TASK:
Go through the listing and return every line with "patient" in it.

DATA FOR THIS TASK:

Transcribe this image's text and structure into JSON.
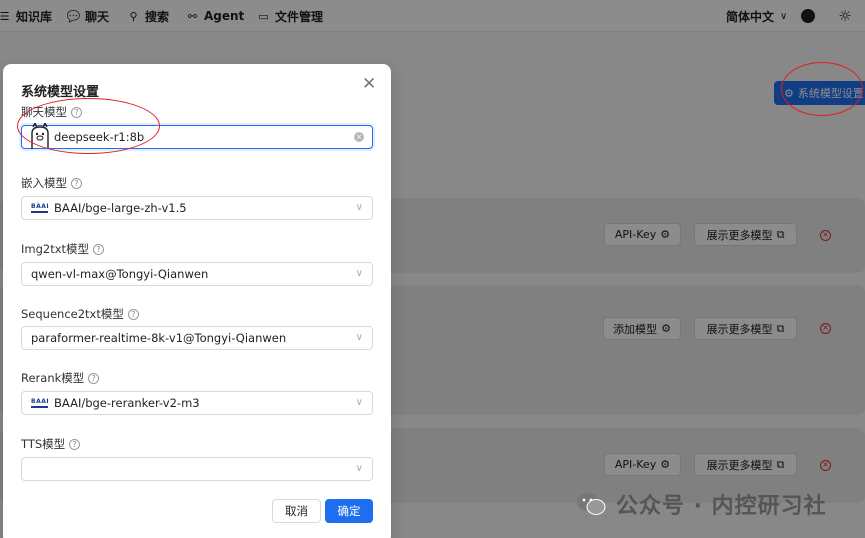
{
  "topbar": {
    "nav": [
      {
        "label": "知识库",
        "icon": "database-icon"
      },
      {
        "label": "聊天",
        "icon": "chat-icon"
      },
      {
        "label": "搜索",
        "icon": "search-icon"
      },
      {
        "label": "Agent",
        "icon": "agent-icon"
      },
      {
        "label": "文件管理",
        "icon": "folder-icon"
      }
    ],
    "language": "简体中文",
    "github_icon": "github-icon",
    "theme_icon": "sun-icon"
  },
  "page": {
    "system_settings_button": "系统模型设置",
    "providers": [
      {
        "buttons": [
          "API-Key",
          "展示更多模型"
        ]
      },
      {
        "buttons": [
          "添加模型",
          "展示更多模型"
        ]
      },
      {
        "buttons": [
          "API-Key",
          "展示更多模型"
        ]
      }
    ]
  },
  "modal": {
    "title": "系统模型设置",
    "fields": [
      {
        "label": "聊天模型",
        "value": "deepseek-r1:8b",
        "icon": "llama-icon"
      },
      {
        "label": "嵌入模型",
        "value": "BAAI/bge-large-zh-v1.5",
        "icon": "baai-logo"
      },
      {
        "label": "Img2txt模型",
        "value": "qwen-vl-max@Tongyi-Qianwen"
      },
      {
        "label": "Sequence2txt模型",
        "value": "paraformer-realtime-8k-v1@Tongyi-Qianwen"
      },
      {
        "label": "Rerank模型",
        "value": "BAAI/bge-reranker-v2-m3",
        "icon": "baai-logo"
      },
      {
        "label": "TTS模型",
        "value": ""
      }
    ],
    "cancel_label": "取消",
    "ok_label": "确定"
  },
  "watermark": {
    "text": "公众号 · 内控研习社"
  },
  "colors": {
    "primary": "#1e6ff0",
    "annotation": "#e02020",
    "danger": "#e0312b"
  }
}
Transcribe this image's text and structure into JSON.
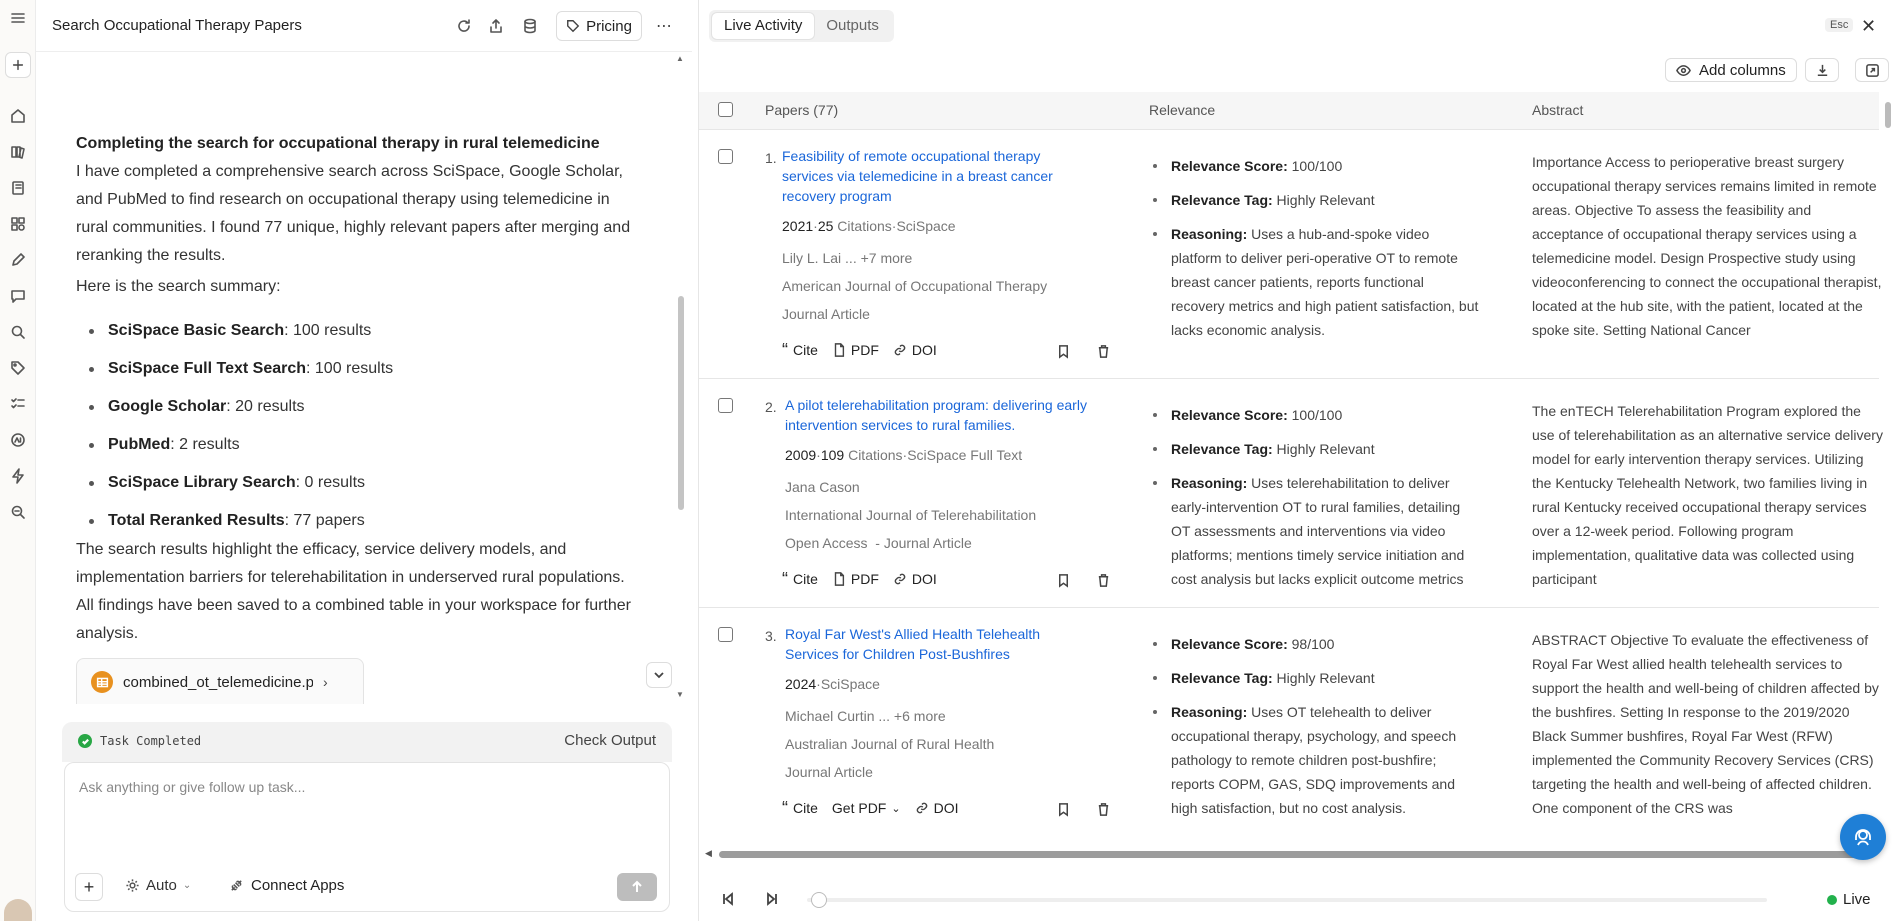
{
  "chat": {
    "title": "Search Occupational Therapy Papers",
    "pricing_label": "Pricing",
    "heading": "Completing the search for occupational therapy in rural telemedicine",
    "intro": "I have completed a comprehensive search across SciSpace, Google Scholar, and PubMed to find research on occupational therapy using telemedicine in rural communities. I found 77 unique, highly relevant papers after merging and reranking the results.",
    "summary_label": "Here is the search summary:",
    "summary_items": [
      {
        "name": "SciSpace Basic Search",
        "value": ": 100 results"
      },
      {
        "name": "SciSpace Full Text Search",
        "value": ": 100 results"
      },
      {
        "name": "Google Scholar",
        "value": ": 20 results"
      },
      {
        "name": "PubMed",
        "value": ": 2 results"
      },
      {
        "name": "SciSpace Library Search",
        "value": ": 0 results"
      },
      {
        "name": "Total Reranked Results",
        "value": ": 77 papers"
      }
    ],
    "conclusion": "The search results highlight the efficacy, service delivery models, and implementation barriers for telerehabilitation in underserved rural populations. All findings have been saved to a combined table in your workspace for further analysis.",
    "file_name": "combined_ot_telemedicine.p",
    "task_status": "Task Completed",
    "check_output": "Check Output",
    "input_placeholder": "Ask anything or give follow up task...",
    "mode": "Auto",
    "connect_apps": "Connect Apps"
  },
  "right": {
    "tabs": [
      {
        "label": "Live Activity",
        "active": true
      },
      {
        "label": "Outputs",
        "active": false
      }
    ],
    "esc_label": "Esc",
    "add_columns": "Add columns",
    "columns": {
      "papers": "Papers (77)",
      "relevance": "Relevance",
      "abstract": "Abstract"
    },
    "rows": [
      {
        "num": "1.",
        "title": "Feasibility of remote occupational therapy services via telemedicine in a breast cancer recovery program",
        "year": "2021",
        "citations": "25",
        "citations_label": "Citations",
        "source": "SciSpace",
        "authors": "Lily L. Lai ... +7 more",
        "journal": "American Journal of Occupational Therapy",
        "type": "Journal Article",
        "pdf_label": "PDF",
        "score_label": "Relevance Score:",
        "score": " 100/100",
        "tag_label": "Relevance Tag:",
        "tag": " Highly Relevant",
        "reason_label": "Reasoning:",
        "reason": " Uses a hub-and-spoke video platform to deliver peri-operative OT to remote breast cancer patients, reports functional recovery metrics and high patient satisfaction, but lacks economic analysis.",
        "abstract": "Importance Access to perioperative breast surgery occupational therapy services remains limited in remote areas. Objective To assess the feasibility and acceptance of occupational therapy services using a telemedicine model. Design Prospective study using videoconferencing to connect the occupational therapist, located at the hub site, with the patient, located at the spoke site. Setting National Cancer"
      },
      {
        "num": "2.",
        "title": "A pilot telerehabilitation program: delivering early intervention services to rural families.",
        "year": "2009",
        "citations": "109",
        "citations_label": "Citations",
        "source": "SciSpace Full Text",
        "authors": "Jana Cason",
        "journal": "International Journal of Telerehabilitation",
        "type": "Open Access  - Journal Article",
        "pdf_label": "PDF",
        "score_label": "Relevance Score:",
        "score": " 100/100",
        "tag_label": "Relevance Tag:",
        "tag": " Highly Relevant",
        "reason_label": "Reasoning:",
        "reason": " Uses telerehabilitation to deliver early-intervention OT to rural families, detailing OT assessments and interventions via video platforms; mentions timely service initiation and cost analysis but lacks explicit outcome metrics",
        "abstract": "The enTECH Telerehabilitation Program explored the use of telerehabilitation as an alternative service delivery model for early intervention therapy services. Utilizing the Kentucky Telehealth Network, two families living in rural Kentucky received occupational therapy services over a 12-week period. Following program implementation, qualitative data was collected using participant"
      },
      {
        "num": "3.",
        "title": "Royal Far West's Allied Health Telehealth Services for Children Post-Bushfires",
        "year": "2024",
        "citations": "",
        "citations_label": "",
        "source": "SciSpace",
        "authors": "Michael Curtin ... +6 more",
        "journal": "Australian Journal of Rural Health",
        "type": "Journal Article",
        "pdf_label": "Get PDF",
        "score_label": "Relevance Score:",
        "score": " 98/100",
        "tag_label": "Relevance Tag:",
        "tag": " Highly Relevant",
        "reason_label": "Reasoning:",
        "reason": " Uses OT telehealth to deliver occupational therapy, psychology, and speech pathology to remote children post-bushfire; reports COPM, GAS, SDQ improvements and high satisfaction, but no cost analysis.",
        "abstract": "ABSTRACT Objective To evaluate the effectiveness of Royal Far West allied health telehealth services to support the health and well-being of children affected by the bushfires. Setting In response to the 2019/2020 Black Summer bushfires, Royal Far West (RFW) implemented the Community Recovery Services (CRS) targeting the health and well-being of affected children. One component of the CRS was"
      }
    ],
    "cite_label": "Cite",
    "doi_label": "DOI",
    "live_label": "Live"
  },
  "colors": {
    "link": "#1a66d9",
    "live": "#22b14c",
    "fab": "#1f7fd6",
    "file_icon": "#e8911f"
  }
}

FINAL ANSWER:
        "reason": " Uses a hub-and-spoke video platform to deliver peri-operative OT to remote breast cancer patients, reports functional recovery metrics and high patient satisfaction, but lacks economic analysis.",
        "abstract": "Importance Access to perioperative breast surgery occupational therapy services remains limited in remote areas. Objective To assess the feasibility and acceptance of occupational therapy services using a telemedicine model. Design Prospective study using videoconferencing to connect the occupational therapist, located at the hub site, with the patient, located at the spoke site. Setting National Cancer"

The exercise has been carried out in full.